A: When we launched Lyxumia in Europe unfortunately we didn't get it through reimbursement Germany and France, but markets where it did have reimbursement we easily gained between 10- 20% market share. In most cases Lyxumia wasn't prescribed on top of Lantus. To us this was proof-of-concept from a messaging standpoint and from a clinical practice standpoint that LixiLan itself is actually responding to an unmet medical need. We are pretty excited about this opportunity and looking forward to the launch.

Q: Most doctors we speak to think that a minimum benefit of 20% is necessary for the PCSK9 inhibitor to really see a meaningful inflection in use. Is there any reason why that 20% threshold might not be achieved at the interim but perhaps could be achieved at the final analysis?

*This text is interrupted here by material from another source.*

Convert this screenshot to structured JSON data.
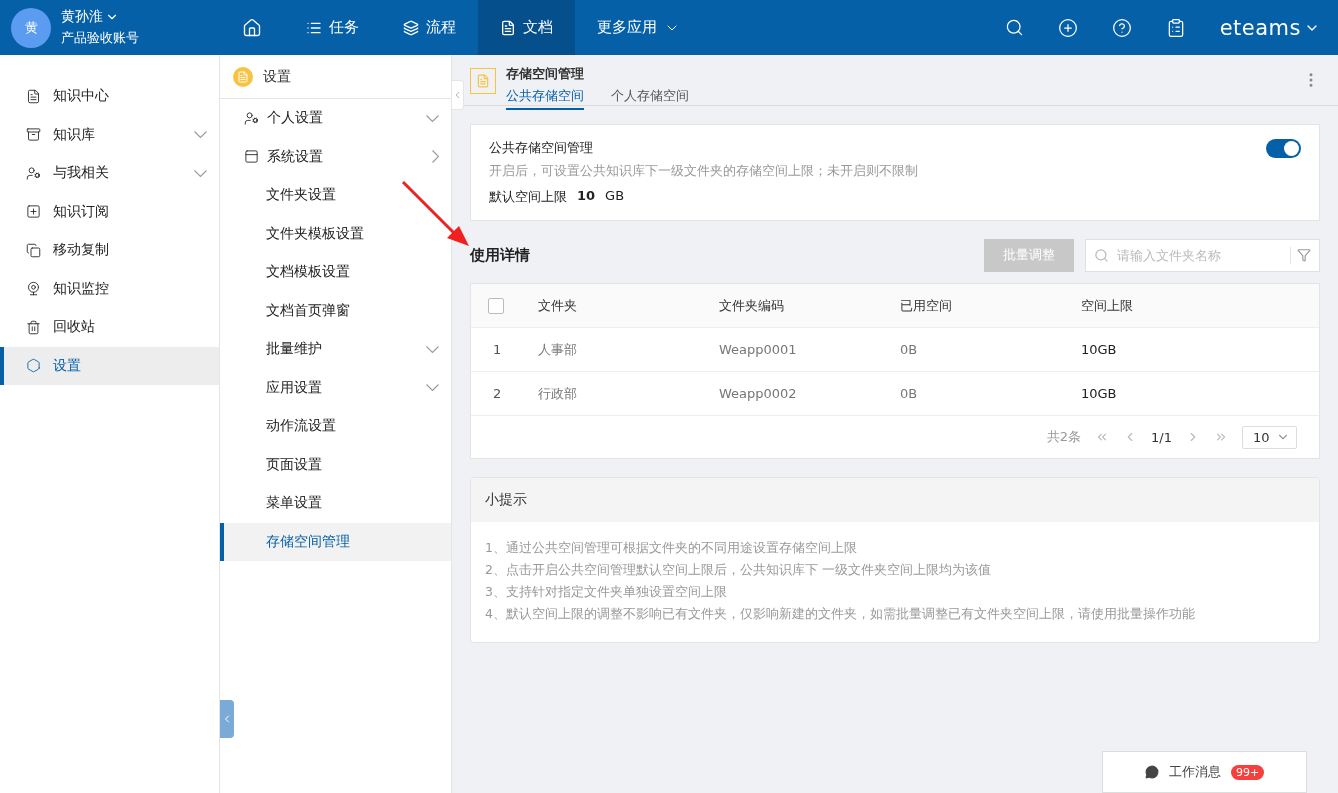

A: You have to realize that studies have to be event-driven so it is hard to speculate the timeline. There is no question that a 20% hazard ratio over the interim analysis gives us a higher likelihood of having an interim that's positive, but that is not going to be determined by me. It's going to be determined by the independent board and we would like to see the outcome measuring every single component of the MACE and index, so we can be very, very sure if we have efficacy. If we have overwhelming efficacy in the interim it will be solid evidence for the medical field to make PCSK-9 a major alternative for patients who cannot respond to maximally tolerated standards.

 

-- by Abigail Dove, Helen Gao, Payal Marathe, Emily Regier, and Kelly Close